** Opening PROVIDED ENTRIES block **

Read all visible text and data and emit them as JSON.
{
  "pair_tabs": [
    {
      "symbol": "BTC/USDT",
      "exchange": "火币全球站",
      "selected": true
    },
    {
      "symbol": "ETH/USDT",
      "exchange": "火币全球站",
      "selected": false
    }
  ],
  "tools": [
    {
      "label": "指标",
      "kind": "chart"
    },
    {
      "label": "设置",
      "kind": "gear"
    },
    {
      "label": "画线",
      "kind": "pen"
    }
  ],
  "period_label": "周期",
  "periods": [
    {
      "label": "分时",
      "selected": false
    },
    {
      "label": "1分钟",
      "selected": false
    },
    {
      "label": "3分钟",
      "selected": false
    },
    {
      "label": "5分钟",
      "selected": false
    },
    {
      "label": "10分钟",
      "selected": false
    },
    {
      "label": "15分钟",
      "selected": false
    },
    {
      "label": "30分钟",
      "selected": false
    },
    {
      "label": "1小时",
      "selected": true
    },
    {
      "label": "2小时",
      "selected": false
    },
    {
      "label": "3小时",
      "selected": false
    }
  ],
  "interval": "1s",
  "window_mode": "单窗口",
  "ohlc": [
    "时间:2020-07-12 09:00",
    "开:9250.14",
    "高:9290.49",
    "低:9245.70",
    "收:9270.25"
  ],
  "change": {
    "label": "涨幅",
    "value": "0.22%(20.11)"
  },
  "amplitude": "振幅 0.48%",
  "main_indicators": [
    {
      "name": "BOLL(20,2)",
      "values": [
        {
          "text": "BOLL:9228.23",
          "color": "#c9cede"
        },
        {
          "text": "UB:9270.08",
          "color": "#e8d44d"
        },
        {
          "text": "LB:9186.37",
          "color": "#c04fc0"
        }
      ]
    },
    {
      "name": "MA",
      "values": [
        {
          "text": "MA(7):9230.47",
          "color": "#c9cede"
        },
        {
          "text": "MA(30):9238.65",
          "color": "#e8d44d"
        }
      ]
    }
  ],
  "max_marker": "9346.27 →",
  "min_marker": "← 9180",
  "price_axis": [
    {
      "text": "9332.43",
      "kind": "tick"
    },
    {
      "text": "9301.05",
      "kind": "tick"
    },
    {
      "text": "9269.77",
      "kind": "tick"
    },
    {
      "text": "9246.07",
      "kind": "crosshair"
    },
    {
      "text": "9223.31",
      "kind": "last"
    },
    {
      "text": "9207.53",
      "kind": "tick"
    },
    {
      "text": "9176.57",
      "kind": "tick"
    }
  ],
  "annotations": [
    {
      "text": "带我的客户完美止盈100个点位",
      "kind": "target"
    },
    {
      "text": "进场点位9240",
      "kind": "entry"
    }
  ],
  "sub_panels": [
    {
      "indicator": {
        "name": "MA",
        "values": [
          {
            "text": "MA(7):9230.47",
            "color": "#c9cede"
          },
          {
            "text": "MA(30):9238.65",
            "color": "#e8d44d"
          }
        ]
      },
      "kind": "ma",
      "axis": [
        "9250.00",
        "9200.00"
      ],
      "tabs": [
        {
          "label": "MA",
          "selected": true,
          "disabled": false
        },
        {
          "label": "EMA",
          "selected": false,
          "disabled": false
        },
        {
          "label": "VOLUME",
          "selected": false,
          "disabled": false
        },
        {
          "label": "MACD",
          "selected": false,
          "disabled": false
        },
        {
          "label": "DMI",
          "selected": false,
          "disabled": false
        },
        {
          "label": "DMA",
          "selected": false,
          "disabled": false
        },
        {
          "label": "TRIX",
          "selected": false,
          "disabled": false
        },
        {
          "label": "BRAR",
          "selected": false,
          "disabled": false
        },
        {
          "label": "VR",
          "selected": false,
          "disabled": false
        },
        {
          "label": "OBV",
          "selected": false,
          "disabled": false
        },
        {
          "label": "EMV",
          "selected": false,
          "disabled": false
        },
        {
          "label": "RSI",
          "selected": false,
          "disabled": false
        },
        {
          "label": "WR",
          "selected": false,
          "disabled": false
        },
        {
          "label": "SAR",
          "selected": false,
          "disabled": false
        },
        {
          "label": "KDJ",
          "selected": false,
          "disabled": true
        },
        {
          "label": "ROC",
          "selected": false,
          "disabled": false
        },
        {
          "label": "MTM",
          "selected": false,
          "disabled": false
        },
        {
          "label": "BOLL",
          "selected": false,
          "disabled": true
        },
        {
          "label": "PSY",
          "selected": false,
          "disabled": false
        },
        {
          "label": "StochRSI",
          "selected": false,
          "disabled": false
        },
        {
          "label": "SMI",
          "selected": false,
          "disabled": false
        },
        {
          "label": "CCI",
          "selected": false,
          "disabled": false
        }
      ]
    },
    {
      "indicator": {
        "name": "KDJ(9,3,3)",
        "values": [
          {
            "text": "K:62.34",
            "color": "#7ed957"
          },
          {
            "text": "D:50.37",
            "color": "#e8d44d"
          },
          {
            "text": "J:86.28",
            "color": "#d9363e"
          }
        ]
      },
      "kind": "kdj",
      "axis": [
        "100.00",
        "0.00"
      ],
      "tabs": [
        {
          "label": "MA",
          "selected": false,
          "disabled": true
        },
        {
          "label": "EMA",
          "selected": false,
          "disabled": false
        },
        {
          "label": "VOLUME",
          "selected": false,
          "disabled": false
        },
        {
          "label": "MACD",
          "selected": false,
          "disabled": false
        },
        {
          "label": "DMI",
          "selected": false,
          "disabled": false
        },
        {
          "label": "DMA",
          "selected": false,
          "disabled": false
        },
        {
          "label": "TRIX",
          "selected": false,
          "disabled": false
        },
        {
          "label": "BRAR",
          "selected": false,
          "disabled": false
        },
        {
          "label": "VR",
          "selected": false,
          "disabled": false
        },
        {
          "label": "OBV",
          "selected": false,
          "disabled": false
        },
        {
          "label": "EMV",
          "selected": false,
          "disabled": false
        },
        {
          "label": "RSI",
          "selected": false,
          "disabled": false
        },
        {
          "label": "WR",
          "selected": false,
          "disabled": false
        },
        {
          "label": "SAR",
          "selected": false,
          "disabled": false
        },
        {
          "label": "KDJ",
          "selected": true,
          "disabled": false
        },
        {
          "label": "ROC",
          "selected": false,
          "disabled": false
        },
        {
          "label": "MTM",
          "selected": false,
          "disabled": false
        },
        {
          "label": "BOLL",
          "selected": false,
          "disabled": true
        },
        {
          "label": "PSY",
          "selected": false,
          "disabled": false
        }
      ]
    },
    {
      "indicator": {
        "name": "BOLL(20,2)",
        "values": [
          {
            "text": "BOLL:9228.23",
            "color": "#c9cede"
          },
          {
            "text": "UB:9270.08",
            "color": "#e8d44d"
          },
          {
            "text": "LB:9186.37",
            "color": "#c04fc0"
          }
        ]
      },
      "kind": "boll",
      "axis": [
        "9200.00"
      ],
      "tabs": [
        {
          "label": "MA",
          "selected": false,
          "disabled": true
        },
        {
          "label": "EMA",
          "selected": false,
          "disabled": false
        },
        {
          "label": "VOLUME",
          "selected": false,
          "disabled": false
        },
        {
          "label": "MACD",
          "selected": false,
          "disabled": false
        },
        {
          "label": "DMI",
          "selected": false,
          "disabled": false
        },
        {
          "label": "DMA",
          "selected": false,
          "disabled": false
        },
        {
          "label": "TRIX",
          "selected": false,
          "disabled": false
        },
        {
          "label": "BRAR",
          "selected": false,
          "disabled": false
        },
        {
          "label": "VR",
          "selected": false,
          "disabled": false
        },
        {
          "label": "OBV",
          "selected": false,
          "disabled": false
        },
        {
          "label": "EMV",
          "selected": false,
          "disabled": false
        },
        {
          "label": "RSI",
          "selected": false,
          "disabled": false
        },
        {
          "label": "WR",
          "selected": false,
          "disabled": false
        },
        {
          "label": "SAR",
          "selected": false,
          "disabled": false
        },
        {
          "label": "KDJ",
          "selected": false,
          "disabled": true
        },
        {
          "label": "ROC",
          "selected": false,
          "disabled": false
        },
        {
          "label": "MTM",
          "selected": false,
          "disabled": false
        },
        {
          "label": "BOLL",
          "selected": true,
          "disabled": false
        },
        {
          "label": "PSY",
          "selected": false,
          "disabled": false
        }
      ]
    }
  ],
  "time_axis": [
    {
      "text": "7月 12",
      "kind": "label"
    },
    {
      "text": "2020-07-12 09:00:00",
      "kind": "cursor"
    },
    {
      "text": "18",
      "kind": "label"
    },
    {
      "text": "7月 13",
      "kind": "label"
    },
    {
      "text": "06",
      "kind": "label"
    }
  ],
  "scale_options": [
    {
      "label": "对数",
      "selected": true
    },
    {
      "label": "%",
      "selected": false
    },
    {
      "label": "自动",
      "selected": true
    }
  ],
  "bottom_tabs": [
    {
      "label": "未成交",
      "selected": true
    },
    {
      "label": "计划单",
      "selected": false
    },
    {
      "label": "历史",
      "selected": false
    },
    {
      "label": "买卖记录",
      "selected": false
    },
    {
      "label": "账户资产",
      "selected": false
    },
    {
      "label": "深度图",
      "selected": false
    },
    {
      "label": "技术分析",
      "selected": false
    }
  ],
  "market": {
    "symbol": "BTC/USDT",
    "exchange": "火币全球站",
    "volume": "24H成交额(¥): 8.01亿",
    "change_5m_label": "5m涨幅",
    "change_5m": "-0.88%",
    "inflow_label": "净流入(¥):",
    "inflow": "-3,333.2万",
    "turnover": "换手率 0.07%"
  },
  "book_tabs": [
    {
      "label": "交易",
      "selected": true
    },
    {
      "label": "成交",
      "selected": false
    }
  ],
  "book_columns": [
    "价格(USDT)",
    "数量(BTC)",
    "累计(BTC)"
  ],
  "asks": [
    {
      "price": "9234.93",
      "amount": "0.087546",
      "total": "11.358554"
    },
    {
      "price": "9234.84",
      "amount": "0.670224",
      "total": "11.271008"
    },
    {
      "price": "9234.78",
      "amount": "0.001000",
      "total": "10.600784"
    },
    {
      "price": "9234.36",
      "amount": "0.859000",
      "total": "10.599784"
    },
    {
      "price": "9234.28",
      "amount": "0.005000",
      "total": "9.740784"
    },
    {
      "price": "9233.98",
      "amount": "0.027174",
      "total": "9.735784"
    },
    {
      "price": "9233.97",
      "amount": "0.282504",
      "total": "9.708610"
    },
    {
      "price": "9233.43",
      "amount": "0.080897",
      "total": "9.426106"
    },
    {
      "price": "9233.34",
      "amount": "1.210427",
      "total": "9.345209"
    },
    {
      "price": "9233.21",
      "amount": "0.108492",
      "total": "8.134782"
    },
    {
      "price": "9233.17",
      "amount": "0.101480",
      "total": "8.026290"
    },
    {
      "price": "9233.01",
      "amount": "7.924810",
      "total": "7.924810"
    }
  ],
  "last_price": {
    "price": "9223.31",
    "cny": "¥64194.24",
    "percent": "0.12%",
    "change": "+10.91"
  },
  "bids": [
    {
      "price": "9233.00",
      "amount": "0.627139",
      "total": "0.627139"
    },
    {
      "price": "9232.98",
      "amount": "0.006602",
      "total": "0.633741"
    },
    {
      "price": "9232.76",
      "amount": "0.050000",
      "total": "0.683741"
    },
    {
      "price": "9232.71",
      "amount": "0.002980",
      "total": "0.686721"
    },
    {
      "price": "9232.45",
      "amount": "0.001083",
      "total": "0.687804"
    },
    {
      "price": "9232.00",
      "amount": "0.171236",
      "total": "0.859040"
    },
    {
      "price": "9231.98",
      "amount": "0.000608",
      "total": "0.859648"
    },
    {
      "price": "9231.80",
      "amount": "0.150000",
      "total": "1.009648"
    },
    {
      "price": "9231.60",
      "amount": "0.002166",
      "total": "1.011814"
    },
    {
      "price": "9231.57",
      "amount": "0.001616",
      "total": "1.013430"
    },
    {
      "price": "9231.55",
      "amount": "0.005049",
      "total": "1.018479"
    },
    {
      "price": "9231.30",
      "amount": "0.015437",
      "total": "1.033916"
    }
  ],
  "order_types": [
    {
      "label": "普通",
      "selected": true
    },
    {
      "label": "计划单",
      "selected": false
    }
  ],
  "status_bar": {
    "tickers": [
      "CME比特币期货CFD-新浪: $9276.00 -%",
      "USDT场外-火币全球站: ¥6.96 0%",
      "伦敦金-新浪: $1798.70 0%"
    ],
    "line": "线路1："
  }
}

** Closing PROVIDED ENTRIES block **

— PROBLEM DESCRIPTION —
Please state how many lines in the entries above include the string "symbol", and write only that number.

— WRITTEN ANSWER —
3